» **Activity**:
Before you finish, make sure each line of the records has been retyped exactly.

» **Data records**:
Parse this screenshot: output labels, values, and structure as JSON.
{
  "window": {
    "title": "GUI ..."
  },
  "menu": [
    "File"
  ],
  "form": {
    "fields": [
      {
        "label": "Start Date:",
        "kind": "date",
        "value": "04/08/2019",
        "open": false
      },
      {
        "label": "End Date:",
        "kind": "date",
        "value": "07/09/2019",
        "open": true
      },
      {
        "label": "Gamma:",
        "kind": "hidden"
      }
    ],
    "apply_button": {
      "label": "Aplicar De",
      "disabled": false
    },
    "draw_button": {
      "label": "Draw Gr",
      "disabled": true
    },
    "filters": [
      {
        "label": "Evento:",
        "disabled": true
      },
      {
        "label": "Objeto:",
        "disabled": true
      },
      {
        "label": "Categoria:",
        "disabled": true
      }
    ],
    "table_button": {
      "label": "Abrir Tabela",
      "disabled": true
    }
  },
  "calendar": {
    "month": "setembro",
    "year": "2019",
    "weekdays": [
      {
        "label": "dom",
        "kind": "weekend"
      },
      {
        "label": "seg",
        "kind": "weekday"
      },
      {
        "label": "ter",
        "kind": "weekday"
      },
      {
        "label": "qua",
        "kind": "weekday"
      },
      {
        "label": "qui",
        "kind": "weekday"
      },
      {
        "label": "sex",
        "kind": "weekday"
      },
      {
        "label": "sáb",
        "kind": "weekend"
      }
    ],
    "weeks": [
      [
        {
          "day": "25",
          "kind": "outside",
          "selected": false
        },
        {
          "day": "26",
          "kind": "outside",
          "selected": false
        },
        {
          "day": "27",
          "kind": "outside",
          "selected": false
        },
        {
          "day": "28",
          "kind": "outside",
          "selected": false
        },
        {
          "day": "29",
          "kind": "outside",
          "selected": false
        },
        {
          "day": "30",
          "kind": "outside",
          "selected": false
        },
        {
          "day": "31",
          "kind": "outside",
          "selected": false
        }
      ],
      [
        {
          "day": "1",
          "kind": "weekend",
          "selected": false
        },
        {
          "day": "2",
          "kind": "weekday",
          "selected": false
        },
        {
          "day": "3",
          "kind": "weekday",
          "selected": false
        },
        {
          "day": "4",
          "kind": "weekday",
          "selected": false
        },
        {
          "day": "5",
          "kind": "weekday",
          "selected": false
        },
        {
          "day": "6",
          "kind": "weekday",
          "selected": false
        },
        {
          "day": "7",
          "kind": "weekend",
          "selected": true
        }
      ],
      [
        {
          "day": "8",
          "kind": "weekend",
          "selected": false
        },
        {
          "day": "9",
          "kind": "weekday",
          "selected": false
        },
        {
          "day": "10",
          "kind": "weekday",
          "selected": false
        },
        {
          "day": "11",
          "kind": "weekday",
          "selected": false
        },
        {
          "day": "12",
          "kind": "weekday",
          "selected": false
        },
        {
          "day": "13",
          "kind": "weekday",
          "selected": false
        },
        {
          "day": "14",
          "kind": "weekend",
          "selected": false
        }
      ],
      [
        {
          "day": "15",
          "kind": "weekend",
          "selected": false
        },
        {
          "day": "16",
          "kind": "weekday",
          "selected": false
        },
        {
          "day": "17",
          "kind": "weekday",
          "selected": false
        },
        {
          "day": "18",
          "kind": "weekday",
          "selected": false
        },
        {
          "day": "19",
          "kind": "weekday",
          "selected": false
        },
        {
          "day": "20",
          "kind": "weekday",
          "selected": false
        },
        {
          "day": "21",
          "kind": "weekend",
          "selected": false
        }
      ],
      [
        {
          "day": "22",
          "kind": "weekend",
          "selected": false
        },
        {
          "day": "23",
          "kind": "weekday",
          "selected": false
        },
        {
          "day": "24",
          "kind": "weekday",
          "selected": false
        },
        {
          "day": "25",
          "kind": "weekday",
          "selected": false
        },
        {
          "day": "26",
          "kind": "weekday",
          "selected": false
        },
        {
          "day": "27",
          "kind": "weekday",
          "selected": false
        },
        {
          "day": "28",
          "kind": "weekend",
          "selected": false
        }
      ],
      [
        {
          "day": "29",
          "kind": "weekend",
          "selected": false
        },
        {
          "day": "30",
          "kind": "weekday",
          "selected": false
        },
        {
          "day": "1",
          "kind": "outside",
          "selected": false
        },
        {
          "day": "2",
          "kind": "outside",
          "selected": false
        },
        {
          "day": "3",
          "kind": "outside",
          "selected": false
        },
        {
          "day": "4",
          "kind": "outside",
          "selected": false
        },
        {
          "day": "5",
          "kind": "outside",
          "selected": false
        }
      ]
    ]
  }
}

» **Answer box**:
Parse this screenshot: output labels, values, and structure as JSON.
{
  "window": {
    "title": "GUI ..."
  },
  "menu": [
    "File"
  ],
  "form": {
    "fields": [
      {
        "label": "Start Date:",
        "kind": "date",
        "value": "04/08/2019",
        "open": false
      },
      {
        "label": "End Date:",
        "kind": "date",
        "value": "07/09/2019",
        "open": true
      },
      {
        "label": "Gamma:",
        "kind": "hidden"
      }
    ],
    "apply_button": {
      "label": "Aplicar De",
      "disabled": false
    },
    "draw_button": {
      "label": "Draw Gr",
      "disabled": true
    },
    "filters": [
      {
        "label": "Evento:",
        "disabled": true
      },
      {
        "label": "Objeto:",
        "disabled": true
      },
      {
        "label": "Categoria:",
        "disabled": true
      }
    ],
    "table_button": {
      "label": "Abrir Tabela",
      "disabled": true
    }
  },
  "calendar": {
    "month": "setembro",
    "year": "2019",
    "weekdays": [
      {
        "label": "dom",
        "kind": "weekend"
      },
      {
        "label": "seg",
        "kind": "weekday"
      },
      {
        "label": "ter",
        "kind": "weekday"
      },
      {
        "label": "qua",
        "kind": "weekday"
      },
      {
        "label": "qui",
        "kind": "weekday"
      },
      {
        "label": "sex",
        "kind": "weekday"
      },
      {
        "label": "sáb",
        "kind": "weekend"
      }
    ],
    "weeks": [
      [
        {
          "day": "25",
          "kind": "outside",
          "selected": false
        },
        {
          "day": "26",
          "kind": "outside",
          "selected": false
        },
        {
          "day": "27",
          "kind": "outside",
          "selected": false
        },
        {
          "day": "28",
          "kind": "outside",
          "selected": false
        },
        {
          "day": "29",
          "kind": "outside",
          "selected": false
        },
        {
          "day": "30",
          "kind": "outside",
          "selected": false
        },
        {
          "day": "31",
          "kind": "outside",
          "selected": false
        }
      ],
      [
        {
          "day": "1",
          "kind": "weekend",
          "selected": false
        },
        {
          "day": "2",
          "kind": "weekday",
          "selected": false
        },
        {
          "day": "3",
          "kind": "weekday",
          "selected": false
        },
        {
          "day": "4",
          "kind": "weekday",
          "selected": false
        },
        {
          "day": "5",
          "kind": "weekday",
          "selected": false
        },
        {
          "day": "6",
          "kind": "weekday",
          "selected": false
        },
        {
          "day": "7",
          "kind": "weekend",
          "selected": true
        }
      ],
      [
        {
          "day": "8",
          "kind": "weekend",
          "selected": false
        },
        {
          "day": "9",
          "kind": "weekday",
          "selected": false
        },
        {
          "day": "10",
          "kind": "weekday",
          "selected": false
        },
        {
          "day": "11",
          "kind": "weekday",
          "selected": false
        },
        {
          "day": "12",
          "kind": "weekday",
          "selected": false
        },
        {
          "day": "13",
          "kind": "weekday",
          "selected": false
        },
        {
          "day": "14",
          "kind": "weekend",
          "selected": false
        }
      ],
      [
        {
          "day": "15",
          "kind": "weekend",
          "selected": false
        },
        {
          "day": "16",
          "kind": "weekday",
          "selected": false
        },
        {
          "day": "17",
          "kind": "weekday",
          "selected": false
        },
        {
          "day": "18",
          "kind": "weekday",
          "selected": false
        },
        {
          "day": "19",
          "kind": "weekday",
          "selected": false
        },
        {
          "day": "20",
          "kind": "weekday",
          "selected": false
        },
        {
          "day": "21",
          "kind": "weekend",
          "selected": false
        }
      ],
      [
        {
          "day": "22",
          "kind": "weekend",
          "selected": false
        },
        {
          "day": "23",
          "kind": "weekday",
          "selected": false
        },
        {
          "day": "24",
          "kind": "weekday",
          "selected": false
        },
        {
          "day": "25",
          "kind": "weekday",
          "selected": false
        },
        {
          "day": "26",
          "kind": "weekday",
          "selected": false
        },
        {
          "day": "27",
          "kind": "weekday",
          "selected": false
        },
        {
          "day": "28",
          "kind": "weekend",
          "selected": false
        }
      ],
      [
        {
          "day": "29",
          "kind": "weekend",
          "selected": false
        },
        {
          "day": "30",
          "kind": "weekday",
          "selected": false
        },
        {
          "day": "1",
          "kind": "outside",
          "selected": false
        },
        {
          "day": "2",
          "kind": "outside",
          "selected": false
        },
        {
          "day": "3",
          "kind": "outside",
          "selected": false
        },
        {
          "day": "4",
          "kind": "outside",
          "selected": false
        },
        {
          "day": "5",
          "kind": "outside",
          "selected": false
        }
      ]
    ]
  }
}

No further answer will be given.